- WORK TO COMPLETE: Copy only those lines which run from the line containing "Convert this screenshot" to the end of the entries below, both inclusive, exactly as written and with no pictures.

[DATA SHOWN]

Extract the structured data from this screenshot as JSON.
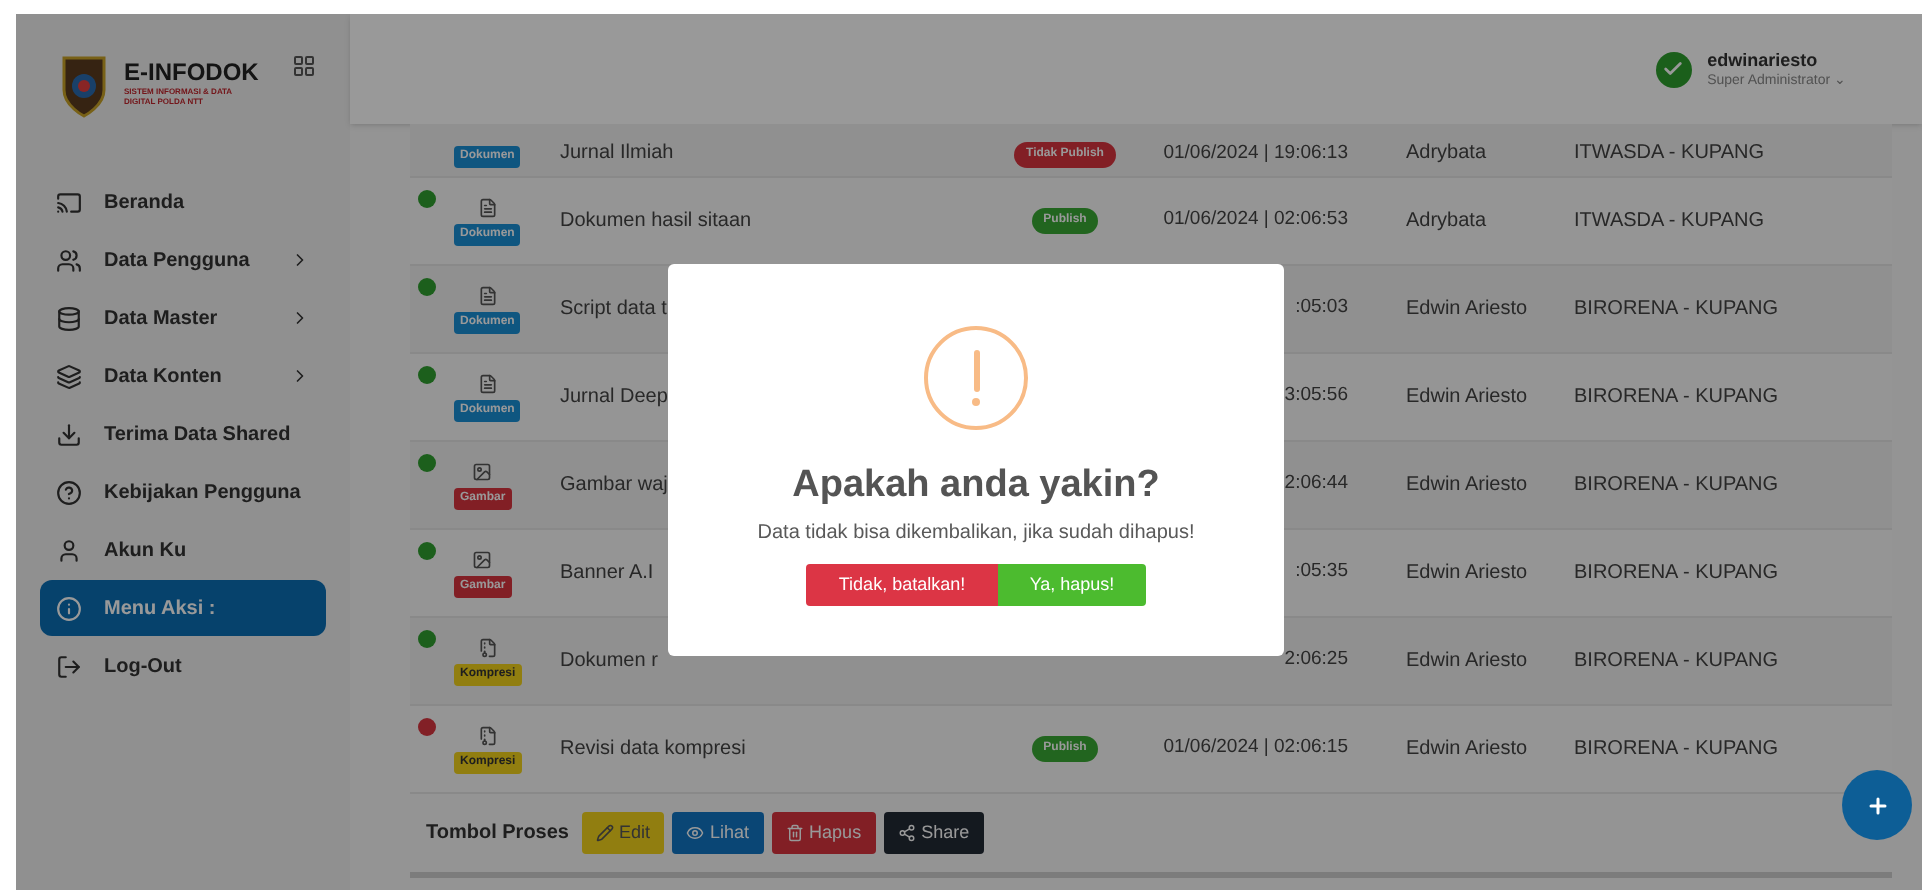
{
  "brand": {
    "title": "E-INFODOK",
    "subtitle": "SISTEM INFORMASI & DATA DIGITAL POLDA NTT"
  },
  "sidebar": {
    "items": [
      {
        "label": "Beranda",
        "has_children": false,
        "selected": false
      },
      {
        "label": "Data Pengguna",
        "has_children": true,
        "selected": false
      },
      {
        "label": "Data Master",
        "has_children": true,
        "selected": false
      },
      {
        "label": "Data Konten",
        "has_children": true,
        "selected": false
      },
      {
        "label": "Terima Data Shared",
        "has_children": false,
        "selected": false
      },
      {
        "label": "Kebijakan Pengguna",
        "has_children": false,
        "selected": false
      },
      {
        "label": "Akun Ku",
        "has_children": false,
        "selected": false
      },
      {
        "label": "Menu Aksi :",
        "has_children": false,
        "selected": true
      },
      {
        "label": "Log-Out",
        "has_children": false,
        "selected": false
      }
    ]
  },
  "user": {
    "name": "edwinariesto",
    "role": "Super Administrator ⌄"
  },
  "table": {
    "rows": [
      {
        "kind": "dokumen",
        "type": "Dokumen",
        "name": "Jurnal Ilmiah",
        "status": "Tidak Publish",
        "published": false,
        "datetime": "01/06/2024 | 19:06:13",
        "user": "Adrybata",
        "unit": "ITWASDA - KUPANG"
      },
      {
        "kind": "dokumen",
        "type": "Dokumen",
        "color": "#1c5f1c",
        "name": "Dokumen hasil sitaan",
        "status": "Publish",
        "published": true,
        "datetime": "01/06/2024 | 02:06:53",
        "user": "Adrybata",
        "unit": "ITWASDA - KUPANG"
      },
      {
        "kind": "dokumen",
        "type": "Dokumen",
        "color": "#1c5f1c",
        "name": "Script data t",
        "datetime": ":05:03",
        "user": "Edwin Ariesto",
        "unit": "BIRORENA - KUPANG"
      },
      {
        "kind": "dokumen",
        "type": "Dokumen",
        "color": "#1c5f1c",
        "name": "Jurnal Deep",
        "datetime": "3:05:56",
        "user": "Edwin Ariesto",
        "unit": "BIRORENA - KUPANG"
      },
      {
        "kind": "gambar",
        "type": "Gambar",
        "color": "#1c5f1c",
        "name": "Gambar waj",
        "datetime": "2:06:44",
        "user": "Edwin Ariesto",
        "unit": "BIRORENA - KUPANG"
      },
      {
        "kind": "gambar",
        "type": "Gambar",
        "color": "#1c5f1c",
        "name": "Banner A.I",
        "datetime": ":05:35",
        "user": "Edwin Ariesto",
        "unit": "BIRORENA - KUPANG"
      },
      {
        "kind": "kompresi",
        "type": "Kompresi",
        "color": "#1c5f1c",
        "name": "Dokumen r",
        "datetime": "2:06:25",
        "user": "Edwin Ariesto",
        "unit": "BIRORENA - KUPANG"
      },
      {
        "kind": "kompresi",
        "type": "Kompresi",
        "color": "#822026",
        "name": "Revisi data kompresi",
        "status": "Publish",
        "published": true,
        "datetime": "01/06/2024 | 02:06:15",
        "user": "Edwin Ariesto",
        "unit": "BIRORENA - KUPANG"
      }
    ]
  },
  "actions": {
    "label": "Tombol Proses",
    "buttons": [
      {
        "kind": "edit",
        "label": "Edit"
      },
      {
        "kind": "view",
        "label": "Lihat"
      },
      {
        "kind": "delete",
        "label": "Hapus"
      },
      {
        "kind": "share",
        "label": "Share"
      }
    ]
  },
  "dialog": {
    "title": "Apakah anda yakin?",
    "message": "Data tidak bisa dikembalikan, jika sudah dihapus!",
    "cancel": "Tidak, batalkan!",
    "confirm": "Ya, hapus!"
  }
}
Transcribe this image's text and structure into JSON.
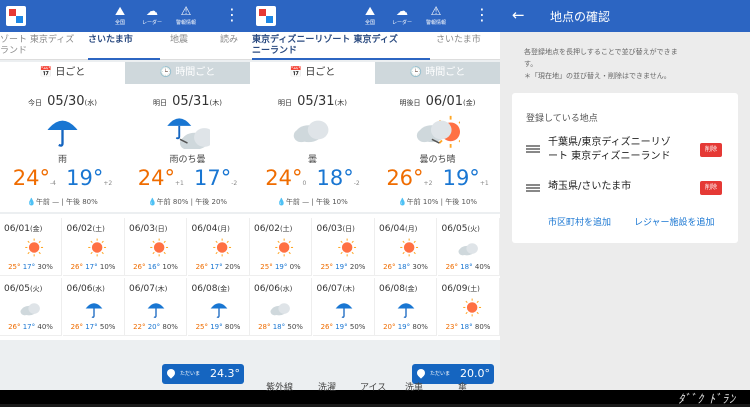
{
  "toolbar": {
    "icons": [
      {
        "name": "japan-map-icon",
        "glyph": "⛰",
        "label": "全国"
      },
      {
        "name": "radar-icon",
        "glyph": "☁",
        "label": "レーダー"
      },
      {
        "name": "alert-icon",
        "glyph": "⚠",
        "label": "警報情報"
      }
    ]
  },
  "p1": {
    "tabs": [
      {
        "text": "ゾート 東京ディズ\nランド"
      },
      {
        "text": "さいたま市"
      },
      {
        "text": "地震"
      },
      {
        "text": "読み"
      }
    ],
    "day_tab": "日ごと",
    "hour_tab": "時間ごと",
    "today": [
      {
        "p": "今日",
        "d": "05/30",
        "w": "(水)",
        "desc": "雨",
        "hi": "24°",
        "hd": "-4",
        "lo": "19°",
        "ld": "+2",
        "am": "午前 —",
        "pm": "午後 80%"
      },
      {
        "p": "明日",
        "d": "05/31",
        "w": "(木)",
        "desc": "雨のち曇",
        "hi": "24°",
        "hd": "+1",
        "lo": "17°",
        "ld": "-2",
        "am": "午前 80%",
        "pm": "午後 20%"
      }
    ],
    "week": [
      {
        "d": "06/01",
        "w": "(金)",
        "hi": "25°",
        "lo": "17°",
        "p": "30%",
        "i": "sunny"
      },
      {
        "d": "06/02",
        "w": "(土)",
        "hi": "26°",
        "lo": "17°",
        "p": "10%",
        "i": "sunny"
      },
      {
        "d": "06/03",
        "w": "(日)",
        "hi": "26°",
        "lo": "16°",
        "p": "10%",
        "i": "sunny"
      },
      {
        "d": "06/04",
        "w": "(月)",
        "hi": "26°",
        "lo": "17°",
        "p": "20%",
        "i": "sunny"
      },
      {
        "d": "06/05",
        "w": "(火)",
        "hi": "26°",
        "lo": "17°",
        "p": "40%",
        "i": "cloudy"
      },
      {
        "d": "06/06",
        "w": "(水)",
        "hi": "26°",
        "lo": "17°",
        "p": "50%",
        "i": "rain"
      },
      {
        "d": "06/07",
        "w": "(木)",
        "hi": "22°",
        "lo": "20°",
        "p": "80%",
        "i": "rain"
      },
      {
        "d": "06/08",
        "w": "(金)",
        "hi": "25°",
        "lo": "19°",
        "p": "80%",
        "i": "rain"
      }
    ],
    "pill": {
      "k": "ただいま",
      "v": "24.3°"
    }
  },
  "p2": {
    "tabs": [
      {
        "text": "東京ディズニーリゾート 東京ディズ\nニーランド"
      },
      {
        "text": "さいたま市"
      }
    ],
    "day_tab": "日ごと",
    "hour_tab": "時間ごと",
    "today": [
      {
        "p": "明日",
        "d": "05/31",
        "w": "(木)",
        "desc": "曇",
        "hi": "24°",
        "hd": "0",
        "lo": "18°",
        "ld": "-2",
        "am": "午前 —",
        "pm": "午後 10%"
      },
      {
        "p": "明後日",
        "d": "06/01",
        "w": "(金)",
        "desc": "曇のち晴",
        "hi": "26°",
        "hd": "+2",
        "lo": "19°",
        "ld": "+1",
        "am": "午前 10%",
        "pm": "午後 10%"
      }
    ],
    "week": [
      {
        "d": "06/02",
        "w": "(土)",
        "hi": "25°",
        "lo": "19°",
        "p": "0%",
        "i": "sunny"
      },
      {
        "d": "06/03",
        "w": "(日)",
        "hi": "25°",
        "lo": "19°",
        "p": "20%",
        "i": "sunny"
      },
      {
        "d": "06/04",
        "w": "(月)",
        "hi": "26°",
        "lo": "18°",
        "p": "30%",
        "i": "sunny"
      },
      {
        "d": "06/05",
        "w": "(火)",
        "hi": "26°",
        "lo": "18°",
        "p": "40%",
        "i": "cloudy"
      },
      {
        "d": "06/06",
        "w": "(水)",
        "hi": "28°",
        "lo": "18°",
        "p": "50%",
        "i": "cloudy"
      },
      {
        "d": "06/07",
        "w": "(木)",
        "hi": "26°",
        "lo": "19°",
        "p": "50%",
        "i": "rain"
      },
      {
        "d": "06/08",
        "w": "(金)",
        "hi": "20°",
        "lo": "19°",
        "p": "80%",
        "i": "rain"
      },
      {
        "d": "06/09",
        "w": "(土)",
        "hi": "23°",
        "lo": "18°",
        "p": "80%",
        "i": "sunny"
      }
    ],
    "pill": {
      "k": "ただいま",
      "v": "20.0°"
    }
  },
  "bottom_tabs": [
    "紫外線",
    "洗濯",
    "アイス",
    "洗車",
    "傘"
  ],
  "p3": {
    "title": "地点の確認",
    "note1": "各登録地点を長押しすることで並び替えができま",
    "note1b": "す。",
    "note2": "＊「現在地」の並び替え・削除はできません。",
    "card_head": "登録している地点",
    "locations": [
      {
        "name": "千葉県/東京ディズニーリゾ\nート 東京ディズニーランド",
        "del": "削除"
      },
      {
        "name": "埼玉県/さいたま市",
        "del": "削除"
      }
    ],
    "add_city": "市区町村を追加",
    "add_leisure": "レジャー施設を追加"
  },
  "watermark": "ﾀﾞﾞｸ ﾄﾞﾗﾝ",
  "colors": {
    "header": "#2c65c2",
    "hi_temp": "#ef6c00",
    "lo_temp": "#1976d2",
    "delete": "#e53935"
  }
}
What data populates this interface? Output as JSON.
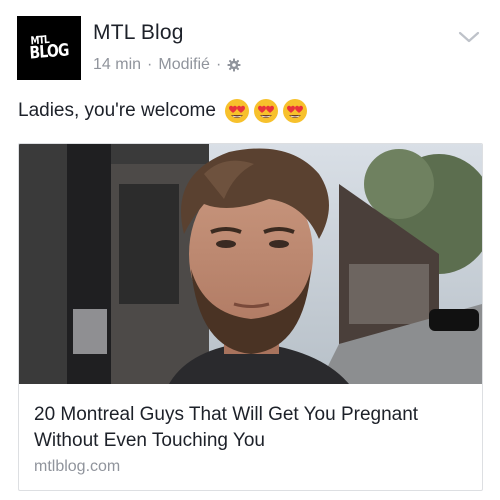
{
  "header": {
    "page_name": "MTL Blog",
    "time": "14 min",
    "separator": "·",
    "edited": "Modifié",
    "separator2": "·",
    "privacy_icon": "gear-icon",
    "menu_icon": "chevron-down-icon"
  },
  "avatar": {
    "logo_line1": "MTL",
    "logo_line2": "BLOG"
  },
  "post": {
    "text": "Ladies, you're welcome",
    "emoji": [
      "heart-eyes-emoji",
      "heart-eyes-emoji",
      "heart-eyes-emoji"
    ]
  },
  "link": {
    "title": "20 Montreal Guys That Will Get You Pregnant Without Even Touching You",
    "domain": "mtlblog.com"
  },
  "colors": {
    "text_primary": "#1d2129",
    "text_secondary": "#90949c",
    "border": "#dddfe2",
    "emoji_face": "#f7c12c",
    "emoji_heart": "#e8333b"
  }
}
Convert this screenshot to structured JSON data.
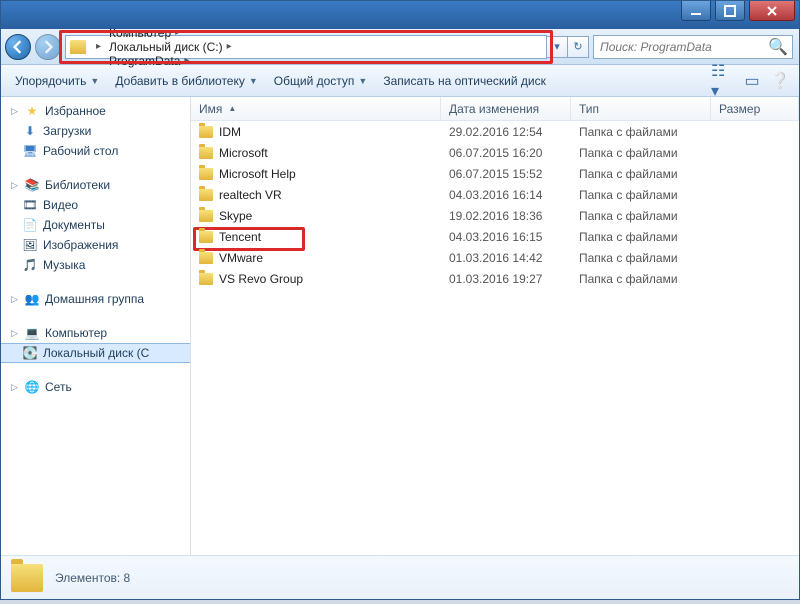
{
  "breadcrumbs": [
    "Компьютер",
    "Локальный диск (C:)",
    "ProgramData"
  ],
  "search_placeholder": "Поиск: ProgramData",
  "toolbar": {
    "organize": "Упорядочить",
    "add_to_library": "Добавить в библиотеку",
    "share": "Общий доступ",
    "burn": "Записать на оптический диск"
  },
  "sidebar": {
    "favorites": {
      "label": "Избранное",
      "items": [
        "Загрузки",
        "Рабочий стол"
      ]
    },
    "libraries": {
      "label": "Библиотеки",
      "items": [
        "Видео",
        "Документы",
        "Изображения",
        "Музыка"
      ]
    },
    "homegroup": {
      "label": "Домашняя группа"
    },
    "computer": {
      "label": "Компьютер",
      "items": [
        "Локальный диск (C"
      ]
    },
    "network": {
      "label": "Сеть"
    }
  },
  "columns": {
    "name": "Имя",
    "date": "Дата изменения",
    "type": "Тип",
    "size": "Размер"
  },
  "files": [
    {
      "name": "IDM",
      "date": "29.02.2016 12:54",
      "type": "Папка с файлами",
      "highlight": false
    },
    {
      "name": "Microsoft",
      "date": "06.07.2015 16:20",
      "type": "Папка с файлами",
      "highlight": false
    },
    {
      "name": "Microsoft Help",
      "date": "06.07.2015 15:52",
      "type": "Папка с файлами",
      "highlight": false
    },
    {
      "name": "realtech VR",
      "date": "04.03.2016 16:14",
      "type": "Папка с файлами",
      "highlight": false
    },
    {
      "name": "Skype",
      "date": "19.02.2016 18:36",
      "type": "Папка с файлами",
      "highlight": false
    },
    {
      "name": "Tencent",
      "date": "04.03.2016 16:15",
      "type": "Папка с файлами",
      "highlight": true
    },
    {
      "name": "VMware",
      "date": "01.03.2016 14:42",
      "type": "Папка с файлами",
      "highlight": false
    },
    {
      "name": "VS Revo Group",
      "date": "01.03.2016 19:27",
      "type": "Папка с файлами",
      "highlight": false
    }
  ],
  "status": {
    "count_label": "Элементов: 8"
  }
}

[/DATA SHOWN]

- ANSWER BOX:
Convert this screenshot to structured JSON data.
{
  "breadcrumbs": [
    "Компьютер",
    "Локальный диск (C:)",
    "ProgramData"
  ],
  "search_placeholder": "Поиск: ProgramData",
  "toolbar": {
    "organize": "Упорядочить",
    "add_to_library": "Добавить в библиотеку",
    "share": "Общий доступ",
    "burn": "Записать на оптический диск"
  },
  "sidebar": {
    "favorites": {
      "label": "Избранное",
      "items": [
        "Загрузки",
        "Рабочий стол"
      ]
    },
    "libraries": {
      "label": "Библиотеки",
      "items": [
        "Видео",
        "Документы",
        "Изображения",
        "Музыка"
      ]
    },
    "homegroup": {
      "label": "Домашняя группа"
    },
    "computer": {
      "label": "Компьютер",
      "items": [
        "Локальный диск (C"
      ]
    },
    "network": {
      "label": "Сеть"
    }
  },
  "columns": {
    "name": "Имя",
    "date": "Дата изменения",
    "type": "Тип",
    "size": "Размер"
  },
  "files": [
    {
      "name": "IDM",
      "date": "29.02.2016 12:54",
      "type": "Папка с файлами",
      "highlight": false
    },
    {
      "name": "Microsoft",
      "date": "06.07.2015 16:20",
      "type": "Папка с файлами",
      "highlight": false
    },
    {
      "name": "Microsoft Help",
      "date": "06.07.2015 15:52",
      "type": "Папка с файлами",
      "highlight": false
    },
    {
      "name": "realtech VR",
      "date": "04.03.2016 16:14",
      "type": "Папка с файлами",
      "highlight": false
    },
    {
      "name": "Skype",
      "date": "19.02.2016 18:36",
      "type": "Папка с файлами",
      "highlight": false
    },
    {
      "name": "Tencent",
      "date": "04.03.2016 16:15",
      "type": "Папка с файлами",
      "highlight": true
    },
    {
      "name": "VMware",
      "date": "01.03.2016 14:42",
      "type": "Папка с файлами",
      "highlight": false
    },
    {
      "name": "VS Revo Group",
      "date": "01.03.2016 19:27",
      "type": "Папка с файлами",
      "highlight": false
    }
  ],
  "status": {
    "count_label": "Элементов: 8"
  }
}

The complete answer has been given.